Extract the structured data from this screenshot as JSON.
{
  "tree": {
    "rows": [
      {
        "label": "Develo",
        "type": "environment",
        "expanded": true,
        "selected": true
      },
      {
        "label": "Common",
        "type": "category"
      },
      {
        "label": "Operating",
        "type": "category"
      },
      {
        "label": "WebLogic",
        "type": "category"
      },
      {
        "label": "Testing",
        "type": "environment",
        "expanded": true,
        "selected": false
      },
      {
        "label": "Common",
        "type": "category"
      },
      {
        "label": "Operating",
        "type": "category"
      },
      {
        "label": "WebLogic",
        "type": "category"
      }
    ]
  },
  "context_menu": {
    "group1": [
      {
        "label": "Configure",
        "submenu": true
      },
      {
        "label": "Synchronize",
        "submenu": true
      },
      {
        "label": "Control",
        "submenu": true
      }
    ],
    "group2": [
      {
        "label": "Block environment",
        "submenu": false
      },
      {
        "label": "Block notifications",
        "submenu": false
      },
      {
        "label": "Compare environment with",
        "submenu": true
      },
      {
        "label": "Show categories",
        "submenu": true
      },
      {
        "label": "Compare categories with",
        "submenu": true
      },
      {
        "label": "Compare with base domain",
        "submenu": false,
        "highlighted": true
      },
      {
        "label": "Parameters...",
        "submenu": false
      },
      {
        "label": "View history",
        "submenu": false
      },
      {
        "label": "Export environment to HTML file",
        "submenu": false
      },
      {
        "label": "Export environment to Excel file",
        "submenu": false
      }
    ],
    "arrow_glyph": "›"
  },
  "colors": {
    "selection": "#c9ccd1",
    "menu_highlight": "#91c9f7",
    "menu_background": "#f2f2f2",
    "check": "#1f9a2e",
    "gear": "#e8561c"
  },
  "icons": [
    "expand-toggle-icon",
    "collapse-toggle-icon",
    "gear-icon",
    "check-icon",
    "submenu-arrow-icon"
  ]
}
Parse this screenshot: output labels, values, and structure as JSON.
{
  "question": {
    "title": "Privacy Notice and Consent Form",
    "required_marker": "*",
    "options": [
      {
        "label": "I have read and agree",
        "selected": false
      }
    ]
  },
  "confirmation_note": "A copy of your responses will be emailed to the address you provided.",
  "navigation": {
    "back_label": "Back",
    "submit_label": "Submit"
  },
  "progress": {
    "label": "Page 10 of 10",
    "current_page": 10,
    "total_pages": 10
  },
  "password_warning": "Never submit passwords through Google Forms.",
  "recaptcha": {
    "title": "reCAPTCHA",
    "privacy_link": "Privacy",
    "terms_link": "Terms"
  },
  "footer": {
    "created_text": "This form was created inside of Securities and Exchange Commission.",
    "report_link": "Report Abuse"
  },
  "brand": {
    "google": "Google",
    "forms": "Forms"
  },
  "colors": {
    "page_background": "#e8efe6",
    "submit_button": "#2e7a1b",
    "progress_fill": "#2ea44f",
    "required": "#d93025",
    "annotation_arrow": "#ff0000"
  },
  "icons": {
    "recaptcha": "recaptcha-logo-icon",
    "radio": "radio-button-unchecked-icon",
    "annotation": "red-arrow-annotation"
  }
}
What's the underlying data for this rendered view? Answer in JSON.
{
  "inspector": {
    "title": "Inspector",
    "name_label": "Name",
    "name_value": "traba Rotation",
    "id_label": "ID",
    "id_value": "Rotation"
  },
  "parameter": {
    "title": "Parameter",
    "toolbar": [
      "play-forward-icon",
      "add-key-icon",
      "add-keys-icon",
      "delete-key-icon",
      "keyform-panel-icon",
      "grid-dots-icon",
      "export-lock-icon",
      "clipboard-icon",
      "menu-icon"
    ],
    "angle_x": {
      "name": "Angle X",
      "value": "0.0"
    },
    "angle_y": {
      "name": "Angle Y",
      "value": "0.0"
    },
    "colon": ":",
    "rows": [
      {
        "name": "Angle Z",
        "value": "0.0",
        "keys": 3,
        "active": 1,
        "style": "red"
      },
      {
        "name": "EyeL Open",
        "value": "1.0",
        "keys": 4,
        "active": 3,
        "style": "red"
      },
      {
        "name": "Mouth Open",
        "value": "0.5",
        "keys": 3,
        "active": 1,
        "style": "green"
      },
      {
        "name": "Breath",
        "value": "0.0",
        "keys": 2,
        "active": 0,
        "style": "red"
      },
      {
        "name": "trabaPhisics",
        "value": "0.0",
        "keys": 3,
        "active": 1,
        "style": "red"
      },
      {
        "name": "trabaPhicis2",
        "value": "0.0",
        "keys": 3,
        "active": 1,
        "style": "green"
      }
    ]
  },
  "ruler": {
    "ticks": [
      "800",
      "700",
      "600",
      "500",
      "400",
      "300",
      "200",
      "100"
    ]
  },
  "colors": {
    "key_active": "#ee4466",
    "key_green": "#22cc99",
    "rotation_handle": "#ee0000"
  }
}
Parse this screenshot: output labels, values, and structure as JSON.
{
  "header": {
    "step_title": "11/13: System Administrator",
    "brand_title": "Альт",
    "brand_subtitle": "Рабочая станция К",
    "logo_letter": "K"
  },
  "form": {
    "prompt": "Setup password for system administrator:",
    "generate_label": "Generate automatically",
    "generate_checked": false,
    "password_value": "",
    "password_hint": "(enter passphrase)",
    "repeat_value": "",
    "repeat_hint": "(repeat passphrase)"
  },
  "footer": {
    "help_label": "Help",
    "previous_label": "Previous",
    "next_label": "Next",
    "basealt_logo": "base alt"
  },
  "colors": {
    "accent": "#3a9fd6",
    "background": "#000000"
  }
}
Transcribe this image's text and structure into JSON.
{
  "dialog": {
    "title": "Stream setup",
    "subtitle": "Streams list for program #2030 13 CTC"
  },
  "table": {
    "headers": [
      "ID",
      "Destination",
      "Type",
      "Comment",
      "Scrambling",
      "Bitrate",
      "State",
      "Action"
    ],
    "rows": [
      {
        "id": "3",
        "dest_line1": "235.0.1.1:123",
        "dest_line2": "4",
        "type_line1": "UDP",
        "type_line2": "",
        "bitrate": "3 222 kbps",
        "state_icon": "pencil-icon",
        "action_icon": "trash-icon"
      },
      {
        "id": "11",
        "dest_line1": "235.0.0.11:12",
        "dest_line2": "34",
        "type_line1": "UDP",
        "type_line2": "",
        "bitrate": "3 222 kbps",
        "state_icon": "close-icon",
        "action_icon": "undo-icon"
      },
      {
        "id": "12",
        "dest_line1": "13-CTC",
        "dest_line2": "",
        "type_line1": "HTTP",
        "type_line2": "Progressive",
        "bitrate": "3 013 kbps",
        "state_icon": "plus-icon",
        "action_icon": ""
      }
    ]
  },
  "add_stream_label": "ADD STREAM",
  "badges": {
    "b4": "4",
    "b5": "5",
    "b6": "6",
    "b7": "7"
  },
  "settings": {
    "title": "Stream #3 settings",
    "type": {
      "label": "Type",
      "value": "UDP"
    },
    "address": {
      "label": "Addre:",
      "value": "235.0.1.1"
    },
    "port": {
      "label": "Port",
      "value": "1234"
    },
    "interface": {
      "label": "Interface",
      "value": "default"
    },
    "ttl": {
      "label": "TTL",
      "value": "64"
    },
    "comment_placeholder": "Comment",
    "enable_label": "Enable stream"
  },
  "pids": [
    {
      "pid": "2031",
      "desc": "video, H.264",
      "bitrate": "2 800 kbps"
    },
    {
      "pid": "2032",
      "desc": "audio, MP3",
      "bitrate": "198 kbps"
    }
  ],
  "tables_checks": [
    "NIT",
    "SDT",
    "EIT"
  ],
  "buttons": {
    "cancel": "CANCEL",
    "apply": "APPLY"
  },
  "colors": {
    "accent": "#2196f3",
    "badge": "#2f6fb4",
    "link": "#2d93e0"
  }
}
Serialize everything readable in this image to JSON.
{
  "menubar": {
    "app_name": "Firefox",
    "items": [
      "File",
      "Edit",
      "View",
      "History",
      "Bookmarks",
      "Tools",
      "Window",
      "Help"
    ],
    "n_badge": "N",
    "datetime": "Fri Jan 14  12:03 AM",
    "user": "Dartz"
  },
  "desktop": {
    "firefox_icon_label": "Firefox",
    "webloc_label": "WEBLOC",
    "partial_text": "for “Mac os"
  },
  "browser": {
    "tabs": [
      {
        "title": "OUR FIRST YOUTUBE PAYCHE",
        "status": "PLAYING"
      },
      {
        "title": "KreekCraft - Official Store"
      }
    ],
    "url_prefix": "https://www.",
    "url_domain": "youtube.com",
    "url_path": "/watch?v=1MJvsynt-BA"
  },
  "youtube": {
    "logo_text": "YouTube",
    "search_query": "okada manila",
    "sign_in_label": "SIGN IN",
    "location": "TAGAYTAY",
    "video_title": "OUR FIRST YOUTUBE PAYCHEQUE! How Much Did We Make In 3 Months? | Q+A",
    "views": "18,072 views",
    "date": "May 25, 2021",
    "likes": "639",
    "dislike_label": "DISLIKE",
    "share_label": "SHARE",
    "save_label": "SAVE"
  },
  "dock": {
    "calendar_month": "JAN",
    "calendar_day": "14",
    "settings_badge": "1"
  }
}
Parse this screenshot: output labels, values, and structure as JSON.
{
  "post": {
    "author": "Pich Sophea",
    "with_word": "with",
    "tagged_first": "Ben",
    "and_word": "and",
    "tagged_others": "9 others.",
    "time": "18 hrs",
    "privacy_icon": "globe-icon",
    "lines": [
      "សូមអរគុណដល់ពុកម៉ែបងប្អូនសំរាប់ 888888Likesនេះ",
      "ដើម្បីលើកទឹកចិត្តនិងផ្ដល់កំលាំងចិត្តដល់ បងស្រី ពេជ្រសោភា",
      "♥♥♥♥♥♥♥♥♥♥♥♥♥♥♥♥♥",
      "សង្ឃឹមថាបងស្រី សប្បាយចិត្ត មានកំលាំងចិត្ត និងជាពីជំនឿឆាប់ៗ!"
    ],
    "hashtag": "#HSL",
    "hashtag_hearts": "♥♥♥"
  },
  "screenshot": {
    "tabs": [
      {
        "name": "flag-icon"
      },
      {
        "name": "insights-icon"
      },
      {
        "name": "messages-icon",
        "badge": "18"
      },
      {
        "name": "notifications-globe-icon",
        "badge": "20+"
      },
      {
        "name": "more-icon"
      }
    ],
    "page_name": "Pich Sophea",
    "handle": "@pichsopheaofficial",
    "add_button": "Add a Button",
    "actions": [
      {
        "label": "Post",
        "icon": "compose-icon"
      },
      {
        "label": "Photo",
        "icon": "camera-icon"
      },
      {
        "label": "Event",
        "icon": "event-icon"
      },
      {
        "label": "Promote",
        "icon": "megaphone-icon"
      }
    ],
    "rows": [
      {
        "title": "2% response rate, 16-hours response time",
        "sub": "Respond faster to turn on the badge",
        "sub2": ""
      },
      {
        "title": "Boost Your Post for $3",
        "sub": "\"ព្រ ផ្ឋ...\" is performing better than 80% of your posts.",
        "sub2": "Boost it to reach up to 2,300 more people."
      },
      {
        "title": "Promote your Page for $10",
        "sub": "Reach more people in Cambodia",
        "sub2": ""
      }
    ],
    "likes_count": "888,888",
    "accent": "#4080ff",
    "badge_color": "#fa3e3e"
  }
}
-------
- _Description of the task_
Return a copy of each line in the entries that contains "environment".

- _Written answer_
        "type": "environment",
        "type": "environment",
        "label": "Block environment",
        "label": "Compare environment with",
        "label": "Export environment to HTML file",
        "label": "Export environment to Excel file",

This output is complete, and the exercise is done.